Task requirements: Scan the entries below for "open" and copy each line that holds it.

Excerpted records:
+-------+

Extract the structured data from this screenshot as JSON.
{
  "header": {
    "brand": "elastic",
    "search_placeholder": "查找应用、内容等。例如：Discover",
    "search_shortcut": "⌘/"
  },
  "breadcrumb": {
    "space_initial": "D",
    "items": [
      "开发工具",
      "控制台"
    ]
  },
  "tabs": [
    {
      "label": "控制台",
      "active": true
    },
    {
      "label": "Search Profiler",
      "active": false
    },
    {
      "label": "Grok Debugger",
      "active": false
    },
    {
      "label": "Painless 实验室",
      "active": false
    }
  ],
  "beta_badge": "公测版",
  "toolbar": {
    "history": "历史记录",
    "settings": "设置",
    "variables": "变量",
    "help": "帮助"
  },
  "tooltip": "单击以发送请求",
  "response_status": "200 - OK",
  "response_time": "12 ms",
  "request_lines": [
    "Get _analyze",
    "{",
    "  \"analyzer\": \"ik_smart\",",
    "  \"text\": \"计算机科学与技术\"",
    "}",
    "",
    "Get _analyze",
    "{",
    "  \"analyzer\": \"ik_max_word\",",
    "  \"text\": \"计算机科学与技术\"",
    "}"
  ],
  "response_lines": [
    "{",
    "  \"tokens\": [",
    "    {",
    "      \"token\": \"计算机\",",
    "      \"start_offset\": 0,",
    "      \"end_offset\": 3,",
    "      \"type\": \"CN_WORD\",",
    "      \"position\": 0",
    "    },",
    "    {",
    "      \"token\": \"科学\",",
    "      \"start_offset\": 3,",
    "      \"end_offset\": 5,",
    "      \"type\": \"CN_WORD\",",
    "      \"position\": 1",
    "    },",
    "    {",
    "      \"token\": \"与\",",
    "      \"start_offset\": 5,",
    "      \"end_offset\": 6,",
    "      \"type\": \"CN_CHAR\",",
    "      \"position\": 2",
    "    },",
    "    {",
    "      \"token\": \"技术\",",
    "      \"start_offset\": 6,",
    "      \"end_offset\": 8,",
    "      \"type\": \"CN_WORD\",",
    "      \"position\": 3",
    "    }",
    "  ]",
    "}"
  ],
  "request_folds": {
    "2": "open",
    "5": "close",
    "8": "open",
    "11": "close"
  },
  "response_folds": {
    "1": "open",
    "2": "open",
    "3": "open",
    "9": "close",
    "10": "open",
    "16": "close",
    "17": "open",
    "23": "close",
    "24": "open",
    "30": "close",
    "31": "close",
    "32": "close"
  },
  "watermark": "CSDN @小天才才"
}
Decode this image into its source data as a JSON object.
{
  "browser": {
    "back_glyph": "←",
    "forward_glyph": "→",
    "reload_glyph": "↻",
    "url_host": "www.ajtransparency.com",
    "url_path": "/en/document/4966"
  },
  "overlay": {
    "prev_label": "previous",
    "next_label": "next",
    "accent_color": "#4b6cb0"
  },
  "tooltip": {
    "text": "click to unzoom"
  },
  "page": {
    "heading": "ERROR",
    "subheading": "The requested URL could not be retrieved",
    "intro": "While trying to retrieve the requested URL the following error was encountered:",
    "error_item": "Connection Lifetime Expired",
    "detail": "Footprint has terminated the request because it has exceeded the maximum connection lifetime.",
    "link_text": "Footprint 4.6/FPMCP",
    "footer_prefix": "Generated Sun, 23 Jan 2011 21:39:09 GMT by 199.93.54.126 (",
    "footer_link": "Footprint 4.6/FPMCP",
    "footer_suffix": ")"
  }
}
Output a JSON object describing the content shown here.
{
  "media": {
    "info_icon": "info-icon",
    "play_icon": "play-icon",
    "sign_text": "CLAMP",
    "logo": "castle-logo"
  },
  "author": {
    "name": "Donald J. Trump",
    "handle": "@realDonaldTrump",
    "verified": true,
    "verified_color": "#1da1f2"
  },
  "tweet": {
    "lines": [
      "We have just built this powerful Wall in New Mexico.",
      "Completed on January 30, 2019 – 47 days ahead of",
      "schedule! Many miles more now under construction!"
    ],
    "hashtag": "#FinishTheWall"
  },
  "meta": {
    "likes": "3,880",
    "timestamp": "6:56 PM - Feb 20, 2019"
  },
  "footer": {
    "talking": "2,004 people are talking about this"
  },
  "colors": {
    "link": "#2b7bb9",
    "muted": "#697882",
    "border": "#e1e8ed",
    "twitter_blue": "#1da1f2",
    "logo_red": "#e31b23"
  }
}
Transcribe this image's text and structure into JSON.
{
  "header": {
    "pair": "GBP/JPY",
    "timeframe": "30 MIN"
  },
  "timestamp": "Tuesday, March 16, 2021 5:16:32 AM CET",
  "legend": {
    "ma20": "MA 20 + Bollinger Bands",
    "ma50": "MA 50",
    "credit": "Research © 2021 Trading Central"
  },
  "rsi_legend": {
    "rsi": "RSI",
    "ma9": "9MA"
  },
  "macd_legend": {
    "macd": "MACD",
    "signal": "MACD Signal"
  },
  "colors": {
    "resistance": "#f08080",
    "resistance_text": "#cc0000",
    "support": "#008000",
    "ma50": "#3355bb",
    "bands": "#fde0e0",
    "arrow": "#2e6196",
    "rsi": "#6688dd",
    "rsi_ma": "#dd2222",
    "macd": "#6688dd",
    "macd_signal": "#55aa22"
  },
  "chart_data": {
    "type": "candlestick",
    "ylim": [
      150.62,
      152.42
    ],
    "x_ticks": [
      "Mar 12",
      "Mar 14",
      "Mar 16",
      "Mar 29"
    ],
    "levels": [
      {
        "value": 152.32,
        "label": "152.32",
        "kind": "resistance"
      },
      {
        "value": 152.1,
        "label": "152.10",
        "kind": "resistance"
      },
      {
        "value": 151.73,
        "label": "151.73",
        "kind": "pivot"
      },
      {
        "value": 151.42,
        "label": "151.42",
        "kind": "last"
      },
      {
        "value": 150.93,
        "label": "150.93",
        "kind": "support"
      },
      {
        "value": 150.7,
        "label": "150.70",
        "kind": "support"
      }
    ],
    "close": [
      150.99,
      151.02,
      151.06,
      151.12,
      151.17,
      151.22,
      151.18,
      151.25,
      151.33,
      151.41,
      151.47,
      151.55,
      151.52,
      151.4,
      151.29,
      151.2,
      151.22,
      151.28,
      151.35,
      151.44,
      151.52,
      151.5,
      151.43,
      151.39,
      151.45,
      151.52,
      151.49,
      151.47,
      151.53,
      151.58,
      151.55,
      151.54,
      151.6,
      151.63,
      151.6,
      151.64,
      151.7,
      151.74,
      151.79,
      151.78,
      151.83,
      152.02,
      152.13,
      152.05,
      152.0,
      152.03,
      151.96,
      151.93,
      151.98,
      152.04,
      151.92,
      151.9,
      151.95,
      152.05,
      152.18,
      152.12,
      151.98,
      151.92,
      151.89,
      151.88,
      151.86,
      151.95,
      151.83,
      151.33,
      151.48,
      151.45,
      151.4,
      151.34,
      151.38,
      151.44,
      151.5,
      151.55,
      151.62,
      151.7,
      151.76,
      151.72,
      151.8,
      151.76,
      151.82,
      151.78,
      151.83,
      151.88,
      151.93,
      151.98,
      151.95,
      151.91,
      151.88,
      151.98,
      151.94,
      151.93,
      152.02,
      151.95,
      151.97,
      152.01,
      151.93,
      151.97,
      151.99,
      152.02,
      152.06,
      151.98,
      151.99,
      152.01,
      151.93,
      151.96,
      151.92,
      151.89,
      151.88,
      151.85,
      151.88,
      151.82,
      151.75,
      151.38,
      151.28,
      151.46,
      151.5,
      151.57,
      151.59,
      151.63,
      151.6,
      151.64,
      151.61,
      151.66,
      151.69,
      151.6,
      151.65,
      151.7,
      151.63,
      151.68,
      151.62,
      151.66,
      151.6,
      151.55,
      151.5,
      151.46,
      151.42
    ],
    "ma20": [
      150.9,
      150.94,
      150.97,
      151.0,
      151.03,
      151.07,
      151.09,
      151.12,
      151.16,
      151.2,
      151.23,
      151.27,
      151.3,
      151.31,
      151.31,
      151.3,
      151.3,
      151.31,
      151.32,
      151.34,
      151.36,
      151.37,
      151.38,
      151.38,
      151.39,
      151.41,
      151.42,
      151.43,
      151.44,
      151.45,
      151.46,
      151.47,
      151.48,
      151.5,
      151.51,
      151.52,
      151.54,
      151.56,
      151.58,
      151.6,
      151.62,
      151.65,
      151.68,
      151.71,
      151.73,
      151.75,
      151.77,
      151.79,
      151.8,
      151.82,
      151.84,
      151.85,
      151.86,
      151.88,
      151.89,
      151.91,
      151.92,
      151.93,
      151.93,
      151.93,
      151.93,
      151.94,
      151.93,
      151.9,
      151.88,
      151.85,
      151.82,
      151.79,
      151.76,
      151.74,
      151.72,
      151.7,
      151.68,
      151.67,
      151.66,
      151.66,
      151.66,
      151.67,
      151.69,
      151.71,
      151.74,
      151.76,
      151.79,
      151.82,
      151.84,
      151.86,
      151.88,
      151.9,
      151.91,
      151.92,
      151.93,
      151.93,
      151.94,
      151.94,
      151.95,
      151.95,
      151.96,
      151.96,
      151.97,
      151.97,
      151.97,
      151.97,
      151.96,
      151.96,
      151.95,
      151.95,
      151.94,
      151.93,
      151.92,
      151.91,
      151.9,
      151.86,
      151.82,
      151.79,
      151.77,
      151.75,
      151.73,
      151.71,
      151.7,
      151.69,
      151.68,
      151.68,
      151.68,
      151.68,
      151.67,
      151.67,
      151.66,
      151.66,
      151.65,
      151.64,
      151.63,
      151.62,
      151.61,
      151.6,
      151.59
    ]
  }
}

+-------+

Solution to this problem:
    "2": "open",
    "8": "open",
    "1": "open",
    "2": "open",
    "3": "open",
    "10": "open",
    "17": "open",
    "24": "open",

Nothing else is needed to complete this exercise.